→ DATA SECTION:

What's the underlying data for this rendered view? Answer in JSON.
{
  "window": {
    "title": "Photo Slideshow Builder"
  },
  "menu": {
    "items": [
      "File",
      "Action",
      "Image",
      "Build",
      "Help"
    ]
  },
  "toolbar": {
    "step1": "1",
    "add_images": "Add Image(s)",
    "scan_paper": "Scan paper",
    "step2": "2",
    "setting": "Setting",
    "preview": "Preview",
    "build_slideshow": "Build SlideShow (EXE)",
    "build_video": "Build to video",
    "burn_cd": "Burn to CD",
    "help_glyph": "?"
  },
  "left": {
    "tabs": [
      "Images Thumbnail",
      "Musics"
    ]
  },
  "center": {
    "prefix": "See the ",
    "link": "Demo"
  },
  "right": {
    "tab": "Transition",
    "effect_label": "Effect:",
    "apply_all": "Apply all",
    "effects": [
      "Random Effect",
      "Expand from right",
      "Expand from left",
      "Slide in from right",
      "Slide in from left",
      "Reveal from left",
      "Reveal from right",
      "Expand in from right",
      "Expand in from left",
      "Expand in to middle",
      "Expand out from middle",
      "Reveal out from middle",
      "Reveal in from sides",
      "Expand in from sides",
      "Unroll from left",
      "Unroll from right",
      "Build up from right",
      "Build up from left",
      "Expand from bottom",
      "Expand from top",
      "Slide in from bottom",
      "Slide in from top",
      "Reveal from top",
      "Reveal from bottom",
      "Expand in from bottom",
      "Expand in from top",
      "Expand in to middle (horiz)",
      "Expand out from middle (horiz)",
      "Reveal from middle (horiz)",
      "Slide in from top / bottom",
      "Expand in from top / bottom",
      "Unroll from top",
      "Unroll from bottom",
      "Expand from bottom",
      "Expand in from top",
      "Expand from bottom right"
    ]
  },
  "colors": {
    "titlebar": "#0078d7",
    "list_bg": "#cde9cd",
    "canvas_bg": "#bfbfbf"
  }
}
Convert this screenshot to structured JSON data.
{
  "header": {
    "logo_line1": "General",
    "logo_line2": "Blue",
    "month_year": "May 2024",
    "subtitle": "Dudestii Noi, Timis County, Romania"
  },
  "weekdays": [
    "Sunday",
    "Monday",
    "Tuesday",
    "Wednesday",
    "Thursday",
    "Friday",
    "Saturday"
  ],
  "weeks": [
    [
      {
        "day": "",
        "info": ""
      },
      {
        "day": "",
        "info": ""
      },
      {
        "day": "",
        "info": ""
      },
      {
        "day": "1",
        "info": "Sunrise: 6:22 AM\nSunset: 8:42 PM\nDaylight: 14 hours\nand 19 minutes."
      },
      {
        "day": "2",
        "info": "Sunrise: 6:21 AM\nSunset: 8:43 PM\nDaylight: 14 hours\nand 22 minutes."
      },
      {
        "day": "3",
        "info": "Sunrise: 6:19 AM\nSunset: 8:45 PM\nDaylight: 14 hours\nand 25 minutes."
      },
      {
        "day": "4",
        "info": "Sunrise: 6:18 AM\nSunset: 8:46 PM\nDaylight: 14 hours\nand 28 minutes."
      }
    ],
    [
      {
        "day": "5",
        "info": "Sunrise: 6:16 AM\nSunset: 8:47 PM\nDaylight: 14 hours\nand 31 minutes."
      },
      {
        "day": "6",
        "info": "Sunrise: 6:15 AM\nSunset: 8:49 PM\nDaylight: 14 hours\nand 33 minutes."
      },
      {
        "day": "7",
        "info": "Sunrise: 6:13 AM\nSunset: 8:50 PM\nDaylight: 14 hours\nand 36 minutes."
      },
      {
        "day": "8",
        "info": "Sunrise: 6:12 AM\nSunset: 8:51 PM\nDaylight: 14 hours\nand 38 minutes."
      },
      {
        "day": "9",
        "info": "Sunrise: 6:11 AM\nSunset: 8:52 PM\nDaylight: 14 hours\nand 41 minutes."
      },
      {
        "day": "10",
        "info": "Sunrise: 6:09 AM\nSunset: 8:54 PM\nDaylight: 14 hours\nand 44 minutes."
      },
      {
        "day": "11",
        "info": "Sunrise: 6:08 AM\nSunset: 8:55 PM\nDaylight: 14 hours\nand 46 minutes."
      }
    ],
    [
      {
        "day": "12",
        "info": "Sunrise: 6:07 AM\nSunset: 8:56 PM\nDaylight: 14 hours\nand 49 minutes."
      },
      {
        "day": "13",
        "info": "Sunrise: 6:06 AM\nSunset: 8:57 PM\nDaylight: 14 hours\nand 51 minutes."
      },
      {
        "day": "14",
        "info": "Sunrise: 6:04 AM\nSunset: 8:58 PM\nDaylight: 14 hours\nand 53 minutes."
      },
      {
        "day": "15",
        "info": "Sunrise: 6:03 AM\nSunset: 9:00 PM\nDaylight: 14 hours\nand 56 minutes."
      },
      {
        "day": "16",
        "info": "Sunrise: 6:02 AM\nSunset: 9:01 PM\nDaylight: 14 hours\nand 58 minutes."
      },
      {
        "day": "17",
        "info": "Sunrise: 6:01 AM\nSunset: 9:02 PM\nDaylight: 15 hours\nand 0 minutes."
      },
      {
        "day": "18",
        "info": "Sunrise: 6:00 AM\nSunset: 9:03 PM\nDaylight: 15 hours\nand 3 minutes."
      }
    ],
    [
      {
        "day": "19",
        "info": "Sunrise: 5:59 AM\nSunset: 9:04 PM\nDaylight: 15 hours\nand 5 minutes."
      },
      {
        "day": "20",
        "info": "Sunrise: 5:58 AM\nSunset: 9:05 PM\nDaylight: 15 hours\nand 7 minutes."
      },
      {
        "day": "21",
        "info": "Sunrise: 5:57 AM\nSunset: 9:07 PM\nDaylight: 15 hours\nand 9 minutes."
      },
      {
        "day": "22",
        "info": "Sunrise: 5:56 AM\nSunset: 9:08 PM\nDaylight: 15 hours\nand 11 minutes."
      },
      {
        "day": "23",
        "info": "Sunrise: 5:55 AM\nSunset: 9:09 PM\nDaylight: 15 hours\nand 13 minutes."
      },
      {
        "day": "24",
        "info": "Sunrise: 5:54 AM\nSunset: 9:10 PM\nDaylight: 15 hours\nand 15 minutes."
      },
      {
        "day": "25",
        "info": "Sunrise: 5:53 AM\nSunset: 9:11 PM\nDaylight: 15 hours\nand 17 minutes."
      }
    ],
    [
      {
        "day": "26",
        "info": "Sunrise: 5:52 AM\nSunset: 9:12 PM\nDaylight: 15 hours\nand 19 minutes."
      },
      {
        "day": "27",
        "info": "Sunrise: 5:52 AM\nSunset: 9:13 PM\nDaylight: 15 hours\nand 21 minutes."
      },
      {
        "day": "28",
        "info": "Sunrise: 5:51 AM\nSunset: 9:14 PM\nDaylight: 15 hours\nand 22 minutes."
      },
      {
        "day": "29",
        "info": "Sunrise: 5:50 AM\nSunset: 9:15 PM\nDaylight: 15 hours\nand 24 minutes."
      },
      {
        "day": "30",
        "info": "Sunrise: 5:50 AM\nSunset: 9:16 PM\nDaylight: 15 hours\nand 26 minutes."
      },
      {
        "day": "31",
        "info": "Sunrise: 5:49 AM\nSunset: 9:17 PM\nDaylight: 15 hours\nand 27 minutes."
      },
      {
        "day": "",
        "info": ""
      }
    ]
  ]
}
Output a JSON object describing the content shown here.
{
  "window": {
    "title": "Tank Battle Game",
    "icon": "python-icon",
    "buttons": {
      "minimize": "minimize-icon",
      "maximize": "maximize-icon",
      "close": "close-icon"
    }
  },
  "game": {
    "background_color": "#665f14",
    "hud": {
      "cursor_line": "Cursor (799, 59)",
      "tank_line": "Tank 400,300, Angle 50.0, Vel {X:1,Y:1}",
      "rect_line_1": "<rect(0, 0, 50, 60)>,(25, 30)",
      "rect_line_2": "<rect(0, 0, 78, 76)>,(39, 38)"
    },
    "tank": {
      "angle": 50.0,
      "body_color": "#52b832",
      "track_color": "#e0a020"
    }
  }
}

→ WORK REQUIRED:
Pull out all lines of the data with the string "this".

→ REPLY TO THE TASK:
What's the underlying data for this rendered view? Answer in JSON.
Convert this screenshot to structured JSON data.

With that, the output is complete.